Saturday, Jan. 7, 2017 10:15 AM – 12:15 PM
Sheraton Grand Chicago, Sheraton Ballroom III
- Chair: Justin Murfin, Yale University
Still Learning After All These Years: Dynamic Information Acquisition in Banking
AbstractThis paper explores the implications of asymmetric information and learning in banking. We hypothesize that banks acquire private information about borrower quality when establishing firm-bank relationships. We develop a general methodology to test this hypothesis, and apply this using a dataset for 7,707 syndicated loans made between 1987 and 2003. Our tests require the construction of a variable from the future that is correlated with firm quality and is unobservable by the bank, so it cannot be used directly to price loans. We find that the loading on this proxy in the bank's pricing equation increases with relationship time, as we would expect if banks were privately learning about firm fundamentals through their relationships with firms.
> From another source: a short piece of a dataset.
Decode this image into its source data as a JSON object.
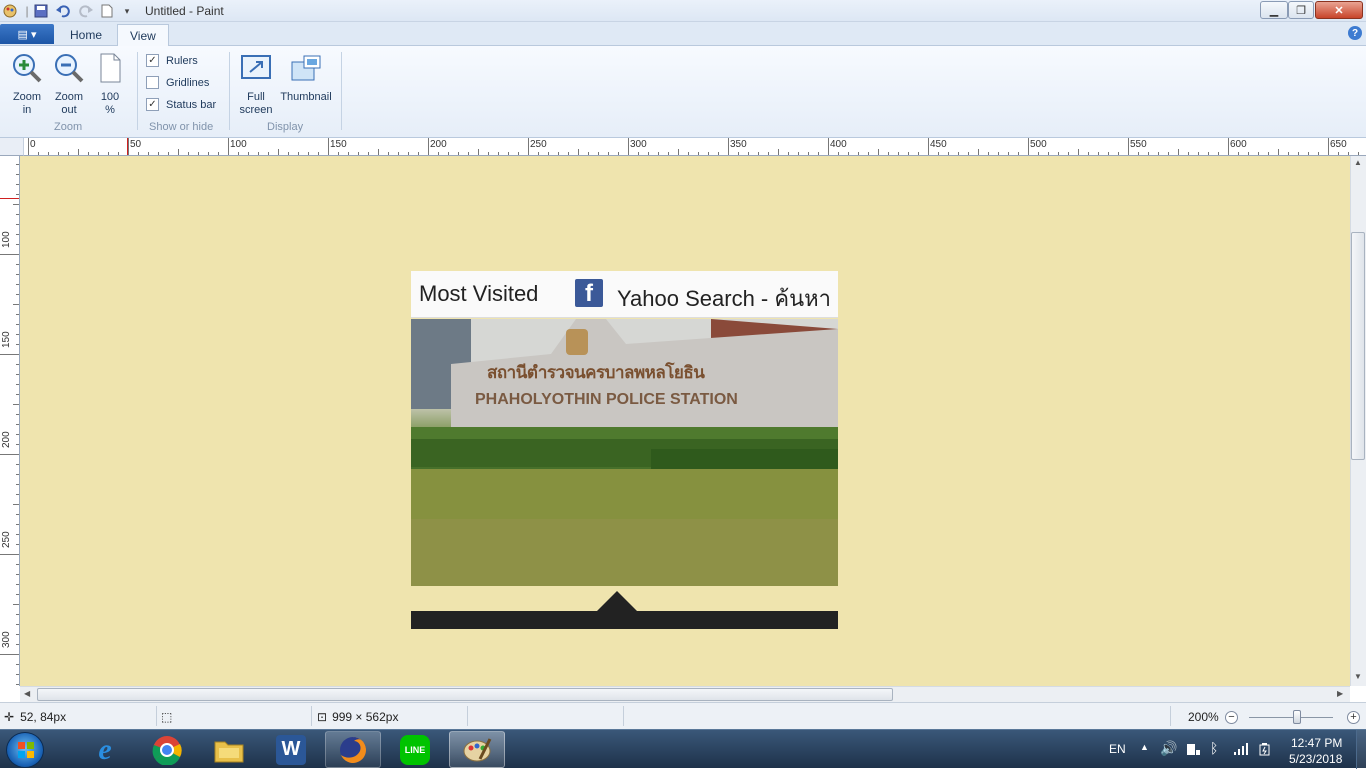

The results are robust to controlling for public, i.e. market-wide, learning. Our findings are the strongest evidence to date that banks acquire valuable private information about borrowers via lending relationships. We find that private bank learning about firm quality particularly benefits higher-quality borrowers, who receive lower interest rates on subsequent loans.
Bank Monitoring: Evidence From Syndicated Loans
AbstractThe rise in popularity of syndicated lending raises questions regarding the incentive for banks to actively monitor borrowers. We empirically investigate this question using a novel dataset that includes the frequency with which banks monitor syndicated bank loans to U.S. borrowers. We find that banks monitor syndicated loans often with 50\% of loans being monitored at least on a monthly frequency. Monitoring frequency is increasing in the lead arranger’s loan share for private borrowers and the lead bank’s reputation for public borrowers. This is consistent with lender reputation sufficiently mitigating moral hazard only to the extent that monitoring effort is verifiable. Lead banks also monitor more when monitoring is likely to produce new information and when information is more valuable, such as when borrower financial health deteriorates. Overall, our results suggest that banks actively monitor the average syndicated loan in a manner consistent with theoretical predictions in the literature.
Northwestern University and DePaul University
London Business School
- G3 - Corporate Finance and Governance